DESCRIPTION OF THE TASK -
Each record must appear in your answer exactly as it does below.
====== SUPPLIED MATERIAL
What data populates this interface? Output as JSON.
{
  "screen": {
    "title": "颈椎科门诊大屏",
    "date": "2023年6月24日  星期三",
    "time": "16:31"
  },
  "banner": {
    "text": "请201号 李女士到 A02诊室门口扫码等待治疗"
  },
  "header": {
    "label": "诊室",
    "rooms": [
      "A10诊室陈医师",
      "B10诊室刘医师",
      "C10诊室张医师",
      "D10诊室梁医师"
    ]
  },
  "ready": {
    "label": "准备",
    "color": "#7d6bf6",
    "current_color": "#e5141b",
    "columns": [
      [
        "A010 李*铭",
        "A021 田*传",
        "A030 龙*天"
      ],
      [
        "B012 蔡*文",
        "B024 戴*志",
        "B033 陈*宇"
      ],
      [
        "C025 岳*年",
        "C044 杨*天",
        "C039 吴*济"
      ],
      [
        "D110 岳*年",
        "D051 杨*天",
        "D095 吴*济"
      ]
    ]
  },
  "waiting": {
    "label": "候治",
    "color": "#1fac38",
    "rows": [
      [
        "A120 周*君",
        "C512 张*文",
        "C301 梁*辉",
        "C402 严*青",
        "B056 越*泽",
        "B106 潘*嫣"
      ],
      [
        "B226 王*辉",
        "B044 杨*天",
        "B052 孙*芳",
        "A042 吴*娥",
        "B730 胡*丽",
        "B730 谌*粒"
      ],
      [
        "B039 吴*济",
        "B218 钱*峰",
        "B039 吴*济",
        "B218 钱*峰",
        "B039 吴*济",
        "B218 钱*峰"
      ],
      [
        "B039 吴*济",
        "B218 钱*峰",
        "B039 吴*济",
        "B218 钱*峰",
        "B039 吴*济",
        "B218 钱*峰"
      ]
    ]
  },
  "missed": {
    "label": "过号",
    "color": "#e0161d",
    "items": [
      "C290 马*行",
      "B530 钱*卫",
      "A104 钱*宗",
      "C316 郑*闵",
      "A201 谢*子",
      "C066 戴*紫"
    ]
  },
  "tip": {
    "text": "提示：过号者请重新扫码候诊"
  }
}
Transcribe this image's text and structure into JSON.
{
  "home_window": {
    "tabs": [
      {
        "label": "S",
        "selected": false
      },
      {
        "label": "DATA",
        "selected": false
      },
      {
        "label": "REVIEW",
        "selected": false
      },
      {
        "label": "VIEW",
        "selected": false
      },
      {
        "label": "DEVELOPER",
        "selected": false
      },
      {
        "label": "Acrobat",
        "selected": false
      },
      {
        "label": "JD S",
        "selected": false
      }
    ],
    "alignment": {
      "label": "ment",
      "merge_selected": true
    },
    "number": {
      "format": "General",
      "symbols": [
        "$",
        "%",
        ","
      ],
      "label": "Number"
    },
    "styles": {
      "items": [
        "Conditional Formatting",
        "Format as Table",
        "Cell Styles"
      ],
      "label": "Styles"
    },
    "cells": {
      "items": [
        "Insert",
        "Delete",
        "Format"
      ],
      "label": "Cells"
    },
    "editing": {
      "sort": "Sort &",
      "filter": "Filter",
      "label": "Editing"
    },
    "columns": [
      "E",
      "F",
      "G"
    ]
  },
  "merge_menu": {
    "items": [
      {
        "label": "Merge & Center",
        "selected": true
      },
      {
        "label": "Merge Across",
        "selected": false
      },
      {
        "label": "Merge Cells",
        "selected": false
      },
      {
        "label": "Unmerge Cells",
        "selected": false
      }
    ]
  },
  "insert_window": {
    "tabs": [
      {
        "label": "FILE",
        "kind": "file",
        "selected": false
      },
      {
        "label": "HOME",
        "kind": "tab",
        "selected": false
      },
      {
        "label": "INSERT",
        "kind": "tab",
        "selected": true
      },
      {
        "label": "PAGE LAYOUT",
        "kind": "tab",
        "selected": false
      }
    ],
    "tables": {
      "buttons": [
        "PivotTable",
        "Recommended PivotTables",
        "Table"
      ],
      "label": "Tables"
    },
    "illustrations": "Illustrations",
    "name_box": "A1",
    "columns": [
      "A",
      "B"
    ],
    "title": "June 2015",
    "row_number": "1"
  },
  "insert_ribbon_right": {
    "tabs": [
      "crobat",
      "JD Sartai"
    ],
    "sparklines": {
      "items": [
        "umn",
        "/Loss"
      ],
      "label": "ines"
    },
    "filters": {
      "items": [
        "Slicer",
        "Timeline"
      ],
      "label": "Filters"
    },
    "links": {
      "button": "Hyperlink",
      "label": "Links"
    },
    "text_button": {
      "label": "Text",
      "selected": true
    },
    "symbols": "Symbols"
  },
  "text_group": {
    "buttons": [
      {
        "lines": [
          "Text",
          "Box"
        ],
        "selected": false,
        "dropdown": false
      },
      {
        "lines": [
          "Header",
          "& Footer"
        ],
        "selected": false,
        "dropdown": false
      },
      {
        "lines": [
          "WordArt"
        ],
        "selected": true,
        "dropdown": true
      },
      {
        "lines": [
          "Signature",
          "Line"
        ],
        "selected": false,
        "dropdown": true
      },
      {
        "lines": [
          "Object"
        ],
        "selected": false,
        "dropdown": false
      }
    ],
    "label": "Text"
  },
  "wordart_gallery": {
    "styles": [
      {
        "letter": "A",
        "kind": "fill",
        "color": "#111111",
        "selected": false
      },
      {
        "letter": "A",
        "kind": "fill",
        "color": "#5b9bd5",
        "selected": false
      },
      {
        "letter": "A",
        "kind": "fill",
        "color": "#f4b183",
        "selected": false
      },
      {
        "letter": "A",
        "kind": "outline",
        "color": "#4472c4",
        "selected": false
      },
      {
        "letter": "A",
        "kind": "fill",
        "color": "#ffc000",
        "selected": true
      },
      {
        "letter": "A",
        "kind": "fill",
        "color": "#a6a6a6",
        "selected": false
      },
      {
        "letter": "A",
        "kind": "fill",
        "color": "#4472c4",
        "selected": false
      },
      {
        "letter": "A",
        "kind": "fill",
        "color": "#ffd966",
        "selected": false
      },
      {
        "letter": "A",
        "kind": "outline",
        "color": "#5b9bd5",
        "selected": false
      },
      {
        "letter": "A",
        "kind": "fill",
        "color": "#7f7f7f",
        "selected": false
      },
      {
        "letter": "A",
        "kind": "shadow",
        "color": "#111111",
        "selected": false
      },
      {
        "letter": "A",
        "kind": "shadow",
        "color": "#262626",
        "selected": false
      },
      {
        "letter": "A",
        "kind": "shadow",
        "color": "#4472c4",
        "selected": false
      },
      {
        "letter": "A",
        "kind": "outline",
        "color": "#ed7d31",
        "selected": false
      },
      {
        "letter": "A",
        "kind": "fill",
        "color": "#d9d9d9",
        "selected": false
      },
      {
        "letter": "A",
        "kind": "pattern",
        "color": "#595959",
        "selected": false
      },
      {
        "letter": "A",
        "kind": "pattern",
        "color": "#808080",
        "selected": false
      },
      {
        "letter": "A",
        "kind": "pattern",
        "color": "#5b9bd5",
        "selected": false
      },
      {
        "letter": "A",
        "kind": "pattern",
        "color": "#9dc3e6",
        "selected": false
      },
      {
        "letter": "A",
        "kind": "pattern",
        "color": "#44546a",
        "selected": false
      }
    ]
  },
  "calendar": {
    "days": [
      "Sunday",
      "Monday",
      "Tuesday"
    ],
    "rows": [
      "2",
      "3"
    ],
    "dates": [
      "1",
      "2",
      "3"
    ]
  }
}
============
ANSWER FOR THE TASK -
What data populates this interface? Output as JSON.
{
  "screen": {
    "title": "颈椎科门诊大屏",
    "date": "2023年6月24日  星期三",
    "time": "16:31"
  },
  "banner": {
    "text": "请201号 李女士到 A02诊室门口扫码等待治疗"
  },
  "header": {
    "label": "诊室",
    "rooms": [
      "A10诊室陈医师",
      "B10诊室刘医师",
      "C10诊室张医师",
      "D10诊室梁医师"
    ]
  },
  "ready": {
    "label": "准备",
    "color": "#7d6bf6",
    "current_color": "#e5141b",
    "columns": [
      [
        "A010 李*铭",
        "A021 田*传",
        "A030 龙*天"
      ],
      [
        "B012 蔡*文",
        "B024 戴*志",
        "B033 陈*宇"
      ],
      [
        "C025 岳*年",
        "C044 杨*天",
        "C039 吴*济"
      ],
      [
        "D110 岳*年",
        "D051 杨*天",
        "D095 吴*济"
      ]
    ]
  },
  "waiting": {
    "label": "候治",
    "color": "#1fac38",
    "rows": [
      [
        "A120 周*君",
        "C512 张*文",
        "C301 梁*辉",
        "C402 严*青",
        "B056 越*泽",
        "B106 潘*嫣"
      ],
      [
        "B226 王*辉",
        "B044 杨*天",
        "B052 孙*芳",
        "A042 吴*娥",
        "B730 胡*丽",
        "B730 谌*粒"
      ],
      [
        "B039 吴*济",
        "B218 钱*峰",
        "B039 吴*济",
        "B218 钱*峰",
        "B039 吴*济",
        "B218 钱*峰"
      ],
      [
        "B039 吴*济",
        "B218 钱*峰",
        "B039 吴*济",
        "B218 钱*峰",
        "B039 吴*济",
        "B218 钱*峰"
      ]
    ]
  },
  "missed": {
    "label": "过号",
    "color": "#e0161d",
    "items": [
      "C290 马*行",
      "B530 钱*卫",
      "A104 钱*宗",
      "C316 郑*闵",
      "A201 谢*子",
      "C066 戴*紫"
    ]
  },
  "tip": {
    "text": "提示：过号者请重新扫码候诊"
  }
}
Transcribe this image's text and structure into JSON.
{
  "home_window": {
    "tabs": [
      {
        "label": "S",
        "selected": false
      },
      {
        "label": "DATA",
        "selected": false
      },
      {
        "label": "REVIEW",
        "selected": false
      },
      {
        "label": "VIEW",
        "selected": false
      },
      {
        "label": "DEVELOPER",
        "selected": false
      },
      {
        "label": "Acrobat",
        "selected": false
      },
      {
        "label": "JD S",
        "selected": false
      }
    ],
    "alignment": {
      "label": "ment",
      "merge_selected": true
    },
    "number": {
      "format": "General",
      "symbols": [
        "$",
        "%",
        ","
      ],
      "label": "Number"
    },
    "styles": {
      "items": [
        "Conditional Formatting",
        "Format as Table",
        "Cell Styles"
      ],
      "label": "Styles"
    },
    "cells": {
      "items": [
        "Insert",
        "Delete",
        "Format"
      ],
      "label": "Cells"
    },
    "editing": {
      "sort": "Sort &",
      "filter": "Filter",
      "label": "Editing"
    },
    "columns": [
      "E",
      "F",
      "G"
    ]
  },
  "merge_menu": {
    "items": [
      {
        "label": "Merge & Center",
        "selected": true
      },
      {
        "label": "Merge Across",
        "selected": false
      },
      {
        "label": "Merge Cells",
        "selected": false
      },
      {
        "label": "Unmerge Cells",
        "selected": false
      }
    ]
  },
  "insert_window": {
    "tabs": [
      {
        "label": "FILE",
        "kind": "file",
        "selected": false
      },
      {
        "label": "HOME",
        "kind": "tab",
        "selected": false
      },
      {
        "label": "INSERT",
        "kind": "tab",
        "selected": true
      },
      {
        "label": "PAGE LAYOUT",
        "kind": "tab",
        "selected": false
      }
    ],
    "tables": {
      "buttons": [
        "PivotTable",
        "Recommended PivotTables",
        "Table"
      ],
      "label": "Tables"
    },
    "illustrations": "Illustrations",
    "name_box": "A1",
    "columns": [
      "A",
      "B"
    ],
    "title": "June 2015",
    "row_number": "1"
  },
  "insert_ribbon_right": {
    "tabs": [
      "crobat",
      "JD Sartai"
    ],
    "sparklines": {
      "items": [
        "umn",
        "/Loss"
      ],
      "label": "ines"
    },
    "filters": {
      "items": [
        "Slicer",
        "Timeline"
      ],
      "label": "Filters"
    },
    "links": {
      "button": "Hyperlink",
      "label": "Links"
    },
    "text_button": {
      "label": "Text",
      "selected": true
    },
    "symbols": "Symbols"
  },
  "text_group": {
    "buttons": [
      {
        "lines": [
          "Text",
          "Box"
        ],
        "selected": false,
        "dropdown": false
      },
      {
        "lines": [
          "Header",
          "& Footer"
        ],
        "selected": false,
        "dropdown": false
      },
      {
        "lines": [
          "WordArt"
        ],
        "selected": true,
        "dropdown": true
      },
      {
        "lines": [
          "Signature",
          "Line"
        ],
        "selected": false,
        "dropdown": true
      },
      {
        "lines": [
          "Object"
        ],
        "selected": false,
        "dropdown": false
      }
    ],
    "label": "Text"
  },
  "wordart_gallery": {
    "styles": [
      {
        "letter": "A",
        "kind": "fill",
        "color": "#111111",
        "selected": false
      },
      {
        "letter": "A",
        "kind": "fill",
        "color": "#5b9bd5",
        "selected": false
      },
      {
        "letter": "A",
        "kind": "fill",
        "color": "#f4b183",
        "selected": false
      },
      {
        "letter": "A",
        "kind": "outline",
        "color": "#4472c4",
        "selected": false
      },
      {
        "letter": "A",
        "kind": "fill",
        "color": "#ffc000",
        "selected": true
      },
      {
        "letter": "A",
        "kind": "fill",
        "color": "#a6a6a6",
        "selected": false
      },
      {
        "letter": "A",
        "kind": "fill",
        "color": "#4472c4",
        "selected": false
      },
      {
        "letter": "A",
        "kind": "fill",
        "color": "#ffd966",
        "selected": false
      },
      {
        "letter": "A",
        "kind": "outline",
        "color": "#5b9bd5",
        "selected": false
      },
      {
        "letter": "A",
        "kind": "fill",
        "color": "#7f7f7f",
        "selected": false
      },
      {
        "letter": "A",
        "kind": "shadow",
        "color": "#111111",
        "selected": false
      },
      {
        "letter": "A",
        "kind": "shadow",
        "color": "#262626",
        "selected": false
      },
      {
        "letter": "A",
        "kind": "shadow",
        "color": "#4472c4",
        "selected": false
      },
      {
        "letter": "A",
        "kind": "outline",
        "color": "#ed7d31",
        "selected": false
      },
      {
        "letter": "A",
        "kind": "fill",
        "color": "#d9d9d9",
        "selected": false
      },
      {
        "letter": "A",
        "kind": "pattern",
        "color": "#595959",
        "selected": false
      },
      {
        "letter": "A",
        "kind": "pattern",
        "color": "#808080",
        "selected": false
      },
      {
        "letter": "A",
        "kind": "pattern",
        "color": "#5b9bd5",
        "selected": false
      },
      {
        "letter": "A",
        "kind": "pattern",
        "color": "#9dc3e6",
        "selected": false
      },
      {
        "letter": "A",
        "kind": "pattern",
        "color": "#44546a",
        "selected": false
      }
    ]
  },
  "calendar": {
    "days": [
      "Sunday",
      "Monday",
      "Tuesday"
    ],
    "rows": [
      "2",
      "3"
    ],
    "dates": [
      "1",
      "2",
      "3"
    ]
  }
}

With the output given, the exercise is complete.